Lack of Incentive? Or Lack of Trust?
Single Farm Payment saw an average cut of 22% for farmers last year with the money supposedly diverted to the Sustainable Farm Incentive amounting to 0.44% of total funding to farmers. [i]
There has been a great deal of investment in promoting environmental schemes through Future Farming, press and media, but uptake of environmental schemes is currently low. Why is this?
Several days ago I had two conversations with different farmers, both farming similar farms within 30 miles of each other:
The first farmer I spoke to we started by discussing working capital costs. He explained to me that he had managed to keep these about the same , but at the expense of decreased productivity. He had entered into additional environmental stewardship schemes and the Sustainable Farm Incentive. He was, considering the times we are in, quite happy with his lot, and was on target to be increasingly profitable financially on his mixed farm. He felt that commercially environmental stewardship and SFI was the direction to go in.
The second farmer I spoke to also discussed working capital costs.
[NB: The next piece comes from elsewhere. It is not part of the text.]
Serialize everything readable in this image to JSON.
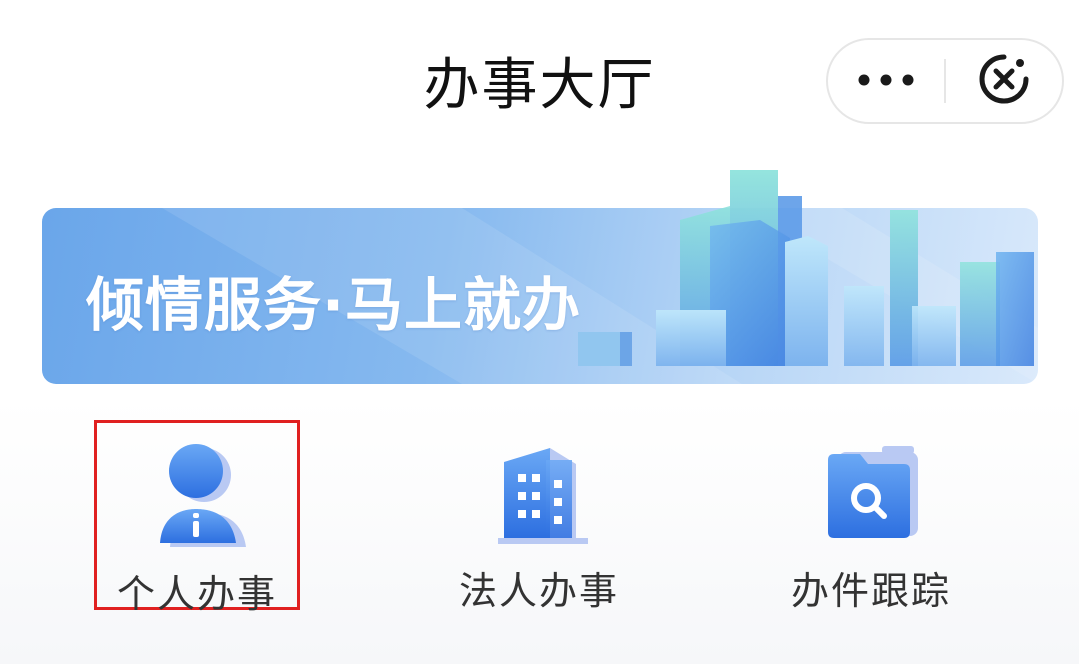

He explained that he had managed to keep these only slightly higher than the previous year by growing lower cost crops, in this case spring barley and oats and reducing his fertilizer input in part by increasing his livestock, which being beef and sheep he was also happy with their returns. He had been advised by Future Farming advisors to adopt stewardship schemes and make life easier for himself at the same time by reducing stock. The difficulty he had in accepting this was that it would reduce his profitability by reducing the quantity of livestock permitted. He was also concerned that reducing livestock would also mean less manure. Certainly, adopting the schemes would also increase working capital costs, at least in the short term. He was not prepared to enter any further stewardship schemes or the Sustainable Farm Incentive. The biggest issue he had was trust. His experience with both the old Single Farm Payment and the Stewardship schemes he has already had is that of late paperwork, difficulty getting returns processed and submitted, especially as he has slow internet in his area. Furthermore he viewed such schemes as a one way commitment – he did not trust government to have a change of policy and cancel all the schemes and accompanying payments. Trust was perhaps his largest issue.
Later that week I spoke to a third farmer and he turned around and said, “ I don’t see the point in spending money on any grants or stewardship schemes when you have to borrow more at increasing interest rates to fund them.” That is an understandable viewpoint.
The simple fact is that confidence in government is so low that any scheme coming from them is treated with suspicion and caution. This lack of trust is possibly enlarged by energy costs and interest rates increasing.
For any environmental policy to be attractive to farmers government needs to create that most valuable commodity first – trust.
[i] Source Helena Horton The Observer 12.2.23